Posted on Tue, Mar. 4, 2008
The Associated Press
HARRISBURG, Pa. – Pennsylvania Gaming Control Board officials knew about an ongoing state police perjury investigation into a northeastern Pennsylvania businessman before the panel awarded him a casino license, the state’s top police commander told senators Tuesday.
With gaming board officials apparently saying the opposite , that they knew nothing of the investigation into Louis A. DeNaples , one senator asked who was being untruthful.
Col. Jeffrey Miller, the Pennsylvania State Police commissioner, told the Senate Appropriations Committee that one of his troopers repeatedly told the gaming board’s top agents about the investigation in the weeks before the panel awarded a casino license to DeNaples.
Miller also said he believes that then-board chairman Tad Decker knew about the investigation before the Dec. 20, 2006, vote. Miller, however, suggested that not all seven gaming board members were privy to what agents in the board’s Bureau of Investigation and Enforcement knew.
“The board should have known because the BIE did know because they were the ones who referred it to us in the first place,” Miller told the senators.

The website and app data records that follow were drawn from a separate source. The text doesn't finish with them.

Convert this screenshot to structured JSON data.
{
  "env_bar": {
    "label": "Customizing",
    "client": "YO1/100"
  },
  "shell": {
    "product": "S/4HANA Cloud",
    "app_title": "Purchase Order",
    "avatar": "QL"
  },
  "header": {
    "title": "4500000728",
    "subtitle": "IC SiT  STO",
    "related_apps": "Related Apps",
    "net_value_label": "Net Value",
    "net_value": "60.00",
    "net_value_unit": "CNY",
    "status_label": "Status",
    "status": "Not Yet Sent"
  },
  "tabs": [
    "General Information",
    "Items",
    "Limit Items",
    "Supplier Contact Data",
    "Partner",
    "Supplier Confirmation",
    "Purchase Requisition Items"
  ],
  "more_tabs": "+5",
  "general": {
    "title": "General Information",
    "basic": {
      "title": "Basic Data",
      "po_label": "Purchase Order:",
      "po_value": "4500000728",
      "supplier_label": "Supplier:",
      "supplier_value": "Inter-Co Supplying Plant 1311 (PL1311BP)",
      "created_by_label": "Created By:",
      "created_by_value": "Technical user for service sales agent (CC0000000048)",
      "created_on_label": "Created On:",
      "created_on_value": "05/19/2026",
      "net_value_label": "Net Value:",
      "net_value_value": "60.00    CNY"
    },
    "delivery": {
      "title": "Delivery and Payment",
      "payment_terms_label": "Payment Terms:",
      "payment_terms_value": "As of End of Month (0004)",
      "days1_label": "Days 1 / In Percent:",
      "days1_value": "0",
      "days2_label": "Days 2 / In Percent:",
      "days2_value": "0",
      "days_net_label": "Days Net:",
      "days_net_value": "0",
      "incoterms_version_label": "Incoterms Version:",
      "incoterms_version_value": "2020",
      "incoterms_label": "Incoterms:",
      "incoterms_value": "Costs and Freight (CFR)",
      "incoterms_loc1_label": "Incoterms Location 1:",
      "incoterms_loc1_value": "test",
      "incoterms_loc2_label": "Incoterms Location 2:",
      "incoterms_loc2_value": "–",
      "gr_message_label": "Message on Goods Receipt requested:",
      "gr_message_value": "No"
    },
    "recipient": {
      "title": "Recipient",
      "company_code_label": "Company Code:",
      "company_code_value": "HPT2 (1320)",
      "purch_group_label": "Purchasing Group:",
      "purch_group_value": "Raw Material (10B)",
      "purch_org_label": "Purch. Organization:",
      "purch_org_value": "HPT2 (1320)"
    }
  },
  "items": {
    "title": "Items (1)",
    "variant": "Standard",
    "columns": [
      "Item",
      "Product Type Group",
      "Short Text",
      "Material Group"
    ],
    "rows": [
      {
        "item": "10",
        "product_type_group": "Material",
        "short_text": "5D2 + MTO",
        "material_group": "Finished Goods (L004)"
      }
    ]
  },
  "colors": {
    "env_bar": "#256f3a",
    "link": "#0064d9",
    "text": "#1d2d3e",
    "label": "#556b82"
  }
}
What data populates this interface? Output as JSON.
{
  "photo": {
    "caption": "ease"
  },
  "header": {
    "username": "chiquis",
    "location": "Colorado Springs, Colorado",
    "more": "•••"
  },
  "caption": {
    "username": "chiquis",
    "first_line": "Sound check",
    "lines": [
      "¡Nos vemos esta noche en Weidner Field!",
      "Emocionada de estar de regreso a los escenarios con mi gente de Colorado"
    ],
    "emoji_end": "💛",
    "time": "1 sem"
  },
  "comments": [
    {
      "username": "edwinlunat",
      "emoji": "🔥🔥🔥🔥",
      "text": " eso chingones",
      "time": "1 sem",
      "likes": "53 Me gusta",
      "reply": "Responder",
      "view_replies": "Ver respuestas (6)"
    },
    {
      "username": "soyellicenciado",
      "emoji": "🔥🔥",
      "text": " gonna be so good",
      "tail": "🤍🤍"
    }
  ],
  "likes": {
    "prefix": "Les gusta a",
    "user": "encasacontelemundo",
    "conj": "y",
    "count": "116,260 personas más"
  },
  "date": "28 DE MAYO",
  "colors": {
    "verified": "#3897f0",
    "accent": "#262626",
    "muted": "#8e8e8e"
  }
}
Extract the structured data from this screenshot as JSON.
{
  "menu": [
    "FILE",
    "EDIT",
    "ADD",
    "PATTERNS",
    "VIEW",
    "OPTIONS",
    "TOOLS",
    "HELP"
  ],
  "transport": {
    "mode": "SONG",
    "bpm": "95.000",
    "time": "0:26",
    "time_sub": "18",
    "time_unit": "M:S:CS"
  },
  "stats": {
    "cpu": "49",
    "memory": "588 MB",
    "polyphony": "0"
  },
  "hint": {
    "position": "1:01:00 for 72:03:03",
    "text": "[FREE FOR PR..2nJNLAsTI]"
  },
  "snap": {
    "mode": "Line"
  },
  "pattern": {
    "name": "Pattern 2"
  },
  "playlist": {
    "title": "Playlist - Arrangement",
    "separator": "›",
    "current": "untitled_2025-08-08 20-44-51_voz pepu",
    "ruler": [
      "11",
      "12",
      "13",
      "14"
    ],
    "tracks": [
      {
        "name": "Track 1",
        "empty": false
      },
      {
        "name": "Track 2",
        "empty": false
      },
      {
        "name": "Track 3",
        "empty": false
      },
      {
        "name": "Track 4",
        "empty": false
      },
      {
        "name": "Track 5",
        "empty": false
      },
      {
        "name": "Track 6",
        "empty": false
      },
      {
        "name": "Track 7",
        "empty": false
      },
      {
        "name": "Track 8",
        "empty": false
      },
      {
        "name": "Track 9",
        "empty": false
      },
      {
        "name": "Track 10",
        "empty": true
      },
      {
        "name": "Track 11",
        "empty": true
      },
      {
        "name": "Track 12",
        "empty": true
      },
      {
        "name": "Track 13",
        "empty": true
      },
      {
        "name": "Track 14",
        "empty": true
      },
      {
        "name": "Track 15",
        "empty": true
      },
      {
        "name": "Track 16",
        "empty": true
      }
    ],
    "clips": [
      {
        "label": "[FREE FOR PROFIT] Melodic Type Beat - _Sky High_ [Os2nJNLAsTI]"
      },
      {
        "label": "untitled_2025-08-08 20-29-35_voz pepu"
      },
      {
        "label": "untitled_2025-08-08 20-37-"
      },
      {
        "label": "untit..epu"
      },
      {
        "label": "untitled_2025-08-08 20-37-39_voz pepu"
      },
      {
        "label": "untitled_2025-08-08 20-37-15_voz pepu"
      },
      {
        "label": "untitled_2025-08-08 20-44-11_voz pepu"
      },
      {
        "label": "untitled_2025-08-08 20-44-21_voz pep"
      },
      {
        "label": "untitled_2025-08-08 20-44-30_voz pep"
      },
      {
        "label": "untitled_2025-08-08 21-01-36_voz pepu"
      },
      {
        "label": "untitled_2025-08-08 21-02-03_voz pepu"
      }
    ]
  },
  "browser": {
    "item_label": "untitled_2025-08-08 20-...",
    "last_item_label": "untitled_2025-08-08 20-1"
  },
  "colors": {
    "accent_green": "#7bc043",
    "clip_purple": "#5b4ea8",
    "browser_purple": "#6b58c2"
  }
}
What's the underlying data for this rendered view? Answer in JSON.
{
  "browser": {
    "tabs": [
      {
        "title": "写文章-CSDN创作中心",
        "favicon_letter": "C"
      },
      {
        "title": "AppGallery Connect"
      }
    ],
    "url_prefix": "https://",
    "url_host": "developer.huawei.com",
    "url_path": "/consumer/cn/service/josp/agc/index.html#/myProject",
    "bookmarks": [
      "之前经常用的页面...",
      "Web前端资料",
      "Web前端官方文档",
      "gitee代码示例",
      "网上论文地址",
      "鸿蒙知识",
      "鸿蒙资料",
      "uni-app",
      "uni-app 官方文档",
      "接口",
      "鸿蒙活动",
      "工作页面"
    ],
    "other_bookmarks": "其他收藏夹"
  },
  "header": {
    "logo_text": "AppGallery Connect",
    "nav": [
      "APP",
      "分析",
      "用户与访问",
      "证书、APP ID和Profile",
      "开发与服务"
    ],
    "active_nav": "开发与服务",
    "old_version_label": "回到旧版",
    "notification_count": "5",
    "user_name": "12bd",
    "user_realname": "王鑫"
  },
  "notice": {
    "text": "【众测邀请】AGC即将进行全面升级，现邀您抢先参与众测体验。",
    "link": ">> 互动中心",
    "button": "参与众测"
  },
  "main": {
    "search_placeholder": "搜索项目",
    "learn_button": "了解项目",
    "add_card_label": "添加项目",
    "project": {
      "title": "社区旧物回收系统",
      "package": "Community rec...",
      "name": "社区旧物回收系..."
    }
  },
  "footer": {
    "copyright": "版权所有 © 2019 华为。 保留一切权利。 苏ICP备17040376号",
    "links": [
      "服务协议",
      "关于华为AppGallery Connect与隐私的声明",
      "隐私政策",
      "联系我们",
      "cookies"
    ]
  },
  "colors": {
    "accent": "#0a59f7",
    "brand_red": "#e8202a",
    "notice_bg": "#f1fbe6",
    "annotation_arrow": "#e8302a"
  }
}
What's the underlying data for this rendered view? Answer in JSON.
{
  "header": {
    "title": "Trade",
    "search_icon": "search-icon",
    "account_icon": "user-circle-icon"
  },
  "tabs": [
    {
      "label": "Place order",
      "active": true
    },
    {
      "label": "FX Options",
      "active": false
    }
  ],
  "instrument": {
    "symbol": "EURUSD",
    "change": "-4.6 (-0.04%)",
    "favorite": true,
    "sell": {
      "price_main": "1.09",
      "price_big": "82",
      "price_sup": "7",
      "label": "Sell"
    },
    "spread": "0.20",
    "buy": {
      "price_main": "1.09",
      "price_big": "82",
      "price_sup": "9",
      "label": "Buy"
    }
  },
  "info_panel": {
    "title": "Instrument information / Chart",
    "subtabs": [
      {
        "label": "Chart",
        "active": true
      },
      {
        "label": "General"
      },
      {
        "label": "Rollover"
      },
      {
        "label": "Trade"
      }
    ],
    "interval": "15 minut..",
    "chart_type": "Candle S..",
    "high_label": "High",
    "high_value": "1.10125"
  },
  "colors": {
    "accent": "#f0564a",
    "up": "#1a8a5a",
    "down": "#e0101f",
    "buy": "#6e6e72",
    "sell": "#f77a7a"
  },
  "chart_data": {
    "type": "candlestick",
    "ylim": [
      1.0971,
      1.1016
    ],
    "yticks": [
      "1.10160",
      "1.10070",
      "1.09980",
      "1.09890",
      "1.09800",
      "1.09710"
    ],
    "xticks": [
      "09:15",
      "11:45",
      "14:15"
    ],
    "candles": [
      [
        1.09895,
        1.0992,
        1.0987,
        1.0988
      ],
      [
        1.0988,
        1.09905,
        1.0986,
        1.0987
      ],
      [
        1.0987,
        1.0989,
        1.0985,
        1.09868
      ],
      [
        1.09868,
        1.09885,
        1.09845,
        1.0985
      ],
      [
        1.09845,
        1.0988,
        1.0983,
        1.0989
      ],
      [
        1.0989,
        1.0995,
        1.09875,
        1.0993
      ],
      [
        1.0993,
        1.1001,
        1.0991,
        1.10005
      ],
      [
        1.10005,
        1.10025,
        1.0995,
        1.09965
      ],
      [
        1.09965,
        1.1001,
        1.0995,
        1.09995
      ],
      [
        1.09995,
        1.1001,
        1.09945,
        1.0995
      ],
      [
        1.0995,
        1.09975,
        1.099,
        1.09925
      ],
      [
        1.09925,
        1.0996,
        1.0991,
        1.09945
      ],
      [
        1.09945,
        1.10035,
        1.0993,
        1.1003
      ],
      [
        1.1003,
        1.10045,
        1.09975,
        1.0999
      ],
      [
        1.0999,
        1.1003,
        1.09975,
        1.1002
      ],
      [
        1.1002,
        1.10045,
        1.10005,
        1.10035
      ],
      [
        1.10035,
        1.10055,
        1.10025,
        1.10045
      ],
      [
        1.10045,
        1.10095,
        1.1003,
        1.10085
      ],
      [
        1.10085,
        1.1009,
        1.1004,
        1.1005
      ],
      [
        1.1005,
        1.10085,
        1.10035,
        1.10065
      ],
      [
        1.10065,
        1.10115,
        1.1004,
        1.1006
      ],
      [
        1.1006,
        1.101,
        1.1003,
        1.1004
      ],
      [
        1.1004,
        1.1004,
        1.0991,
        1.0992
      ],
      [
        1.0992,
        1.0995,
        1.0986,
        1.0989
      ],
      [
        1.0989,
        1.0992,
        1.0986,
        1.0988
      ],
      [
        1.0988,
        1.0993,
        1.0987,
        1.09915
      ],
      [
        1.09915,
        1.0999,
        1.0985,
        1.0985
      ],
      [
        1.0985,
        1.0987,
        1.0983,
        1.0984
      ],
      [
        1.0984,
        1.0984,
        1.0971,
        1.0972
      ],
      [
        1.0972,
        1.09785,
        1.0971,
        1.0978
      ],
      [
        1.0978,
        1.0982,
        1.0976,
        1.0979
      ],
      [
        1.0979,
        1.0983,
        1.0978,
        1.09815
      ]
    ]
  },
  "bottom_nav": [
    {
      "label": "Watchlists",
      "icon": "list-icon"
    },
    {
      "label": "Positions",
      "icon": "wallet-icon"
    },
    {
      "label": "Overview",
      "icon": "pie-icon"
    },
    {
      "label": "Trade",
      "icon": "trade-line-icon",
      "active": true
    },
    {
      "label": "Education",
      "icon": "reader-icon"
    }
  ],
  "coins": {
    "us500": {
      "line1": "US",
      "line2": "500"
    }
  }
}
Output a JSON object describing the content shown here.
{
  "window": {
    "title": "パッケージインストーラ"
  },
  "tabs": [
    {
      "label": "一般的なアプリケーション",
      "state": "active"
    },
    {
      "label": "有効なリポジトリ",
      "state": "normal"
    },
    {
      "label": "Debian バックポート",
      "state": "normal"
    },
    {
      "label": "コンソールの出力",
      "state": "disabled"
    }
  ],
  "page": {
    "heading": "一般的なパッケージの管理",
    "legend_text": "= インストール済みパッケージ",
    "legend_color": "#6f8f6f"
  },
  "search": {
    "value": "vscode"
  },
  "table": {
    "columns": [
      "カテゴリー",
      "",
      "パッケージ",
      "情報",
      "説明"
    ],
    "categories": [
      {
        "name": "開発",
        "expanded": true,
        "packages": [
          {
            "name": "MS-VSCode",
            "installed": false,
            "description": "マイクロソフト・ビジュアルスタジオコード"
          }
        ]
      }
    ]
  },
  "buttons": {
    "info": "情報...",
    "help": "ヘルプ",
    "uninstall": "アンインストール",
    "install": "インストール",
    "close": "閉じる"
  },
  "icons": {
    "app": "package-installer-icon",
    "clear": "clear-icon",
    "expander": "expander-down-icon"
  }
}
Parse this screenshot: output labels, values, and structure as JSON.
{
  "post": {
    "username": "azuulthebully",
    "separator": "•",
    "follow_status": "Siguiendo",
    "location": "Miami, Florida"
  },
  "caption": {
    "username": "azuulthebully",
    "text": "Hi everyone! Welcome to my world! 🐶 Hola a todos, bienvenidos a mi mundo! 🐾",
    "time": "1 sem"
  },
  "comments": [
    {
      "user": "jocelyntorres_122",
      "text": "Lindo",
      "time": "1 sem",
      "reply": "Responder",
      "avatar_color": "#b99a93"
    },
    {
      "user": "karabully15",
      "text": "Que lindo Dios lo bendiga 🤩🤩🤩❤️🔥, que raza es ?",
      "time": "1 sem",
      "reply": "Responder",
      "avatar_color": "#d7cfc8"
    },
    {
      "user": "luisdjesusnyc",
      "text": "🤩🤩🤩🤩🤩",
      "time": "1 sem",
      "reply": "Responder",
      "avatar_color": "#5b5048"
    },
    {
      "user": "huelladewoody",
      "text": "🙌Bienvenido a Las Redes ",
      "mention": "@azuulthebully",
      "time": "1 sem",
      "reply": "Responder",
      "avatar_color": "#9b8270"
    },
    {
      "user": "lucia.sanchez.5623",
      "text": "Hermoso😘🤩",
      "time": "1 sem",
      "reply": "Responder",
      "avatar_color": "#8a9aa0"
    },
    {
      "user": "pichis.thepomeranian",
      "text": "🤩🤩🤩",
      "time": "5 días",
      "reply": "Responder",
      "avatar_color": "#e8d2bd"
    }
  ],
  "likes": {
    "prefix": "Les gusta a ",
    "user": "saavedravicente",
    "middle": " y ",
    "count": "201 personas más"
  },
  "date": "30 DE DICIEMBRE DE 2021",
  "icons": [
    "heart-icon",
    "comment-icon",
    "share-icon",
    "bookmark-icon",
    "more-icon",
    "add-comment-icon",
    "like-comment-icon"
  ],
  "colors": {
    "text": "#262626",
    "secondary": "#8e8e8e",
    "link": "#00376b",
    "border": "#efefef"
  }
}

Decker has insisted that the gaming board had no evidence to find DeNaples unsuitable for casino ownership, but that the state police had such evidence and didn’t share it.
The state police charged DeNaples on Jan. 30 with four counts of perjury and accused him of lying to gaming board agents to win a license for Mount Airy Casino Resort, which DeNaples opened in October.
DeNaples allegedly lied about the extent of his relationships with two reputed heads of a Scranton-area organized crime family and two men at the center of a federal investigation into corruption involving Philadelphia City Hall.